WHAT NEEDS TO BE DONE: Line filter on the word "text": copy each matching line from the entries.

○ ○ ○

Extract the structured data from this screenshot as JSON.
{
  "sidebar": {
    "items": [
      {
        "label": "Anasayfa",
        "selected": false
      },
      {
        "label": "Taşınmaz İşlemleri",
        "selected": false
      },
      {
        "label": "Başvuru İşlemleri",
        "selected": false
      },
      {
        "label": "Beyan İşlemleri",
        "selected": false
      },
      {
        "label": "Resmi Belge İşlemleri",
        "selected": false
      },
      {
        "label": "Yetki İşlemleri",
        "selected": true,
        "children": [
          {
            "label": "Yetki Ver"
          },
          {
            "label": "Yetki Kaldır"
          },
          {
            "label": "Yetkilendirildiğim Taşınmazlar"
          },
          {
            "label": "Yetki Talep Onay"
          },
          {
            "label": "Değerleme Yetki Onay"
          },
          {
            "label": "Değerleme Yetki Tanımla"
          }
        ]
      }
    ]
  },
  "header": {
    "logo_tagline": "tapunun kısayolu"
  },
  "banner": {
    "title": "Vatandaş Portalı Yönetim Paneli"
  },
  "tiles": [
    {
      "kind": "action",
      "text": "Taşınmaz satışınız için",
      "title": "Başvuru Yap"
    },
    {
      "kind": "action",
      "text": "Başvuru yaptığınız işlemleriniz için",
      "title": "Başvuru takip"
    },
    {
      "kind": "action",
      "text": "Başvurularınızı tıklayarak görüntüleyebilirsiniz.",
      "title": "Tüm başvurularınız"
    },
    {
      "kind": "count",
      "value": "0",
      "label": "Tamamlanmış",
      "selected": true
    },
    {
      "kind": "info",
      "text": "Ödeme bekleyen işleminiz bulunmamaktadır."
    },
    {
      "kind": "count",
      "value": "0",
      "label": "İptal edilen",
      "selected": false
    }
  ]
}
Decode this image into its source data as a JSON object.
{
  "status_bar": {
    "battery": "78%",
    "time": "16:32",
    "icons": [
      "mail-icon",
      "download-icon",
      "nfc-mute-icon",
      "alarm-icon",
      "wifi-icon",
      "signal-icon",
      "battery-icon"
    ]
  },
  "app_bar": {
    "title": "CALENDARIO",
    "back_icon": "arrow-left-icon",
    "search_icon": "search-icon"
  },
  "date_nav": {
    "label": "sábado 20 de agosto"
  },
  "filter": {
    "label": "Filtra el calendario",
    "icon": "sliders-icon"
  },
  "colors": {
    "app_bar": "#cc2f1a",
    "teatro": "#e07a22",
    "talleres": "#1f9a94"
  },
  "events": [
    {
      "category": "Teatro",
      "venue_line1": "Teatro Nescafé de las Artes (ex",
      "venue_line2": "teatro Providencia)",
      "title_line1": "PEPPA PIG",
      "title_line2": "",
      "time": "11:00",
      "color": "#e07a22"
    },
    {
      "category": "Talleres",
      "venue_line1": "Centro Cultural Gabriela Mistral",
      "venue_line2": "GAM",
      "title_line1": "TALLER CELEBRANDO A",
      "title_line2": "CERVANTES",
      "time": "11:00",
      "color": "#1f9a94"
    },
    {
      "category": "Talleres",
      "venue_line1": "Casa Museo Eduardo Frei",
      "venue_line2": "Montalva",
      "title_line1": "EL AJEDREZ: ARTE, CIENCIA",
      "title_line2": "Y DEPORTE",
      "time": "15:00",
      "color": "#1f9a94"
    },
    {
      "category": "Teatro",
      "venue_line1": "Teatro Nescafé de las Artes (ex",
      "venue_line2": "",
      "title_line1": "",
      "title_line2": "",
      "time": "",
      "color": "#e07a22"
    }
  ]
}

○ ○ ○

EXERCISE ANSWER:
      "text": "Taşınmaz satışınız için",
      "text": "Başvuru yaptığınız işlemleriniz için",
      "text": "Başvurularınızı tıklayarak görüntüleyebilirsiniz.",
      "text": "Ödeme bekleyen işleminiz bulunmamaktadır."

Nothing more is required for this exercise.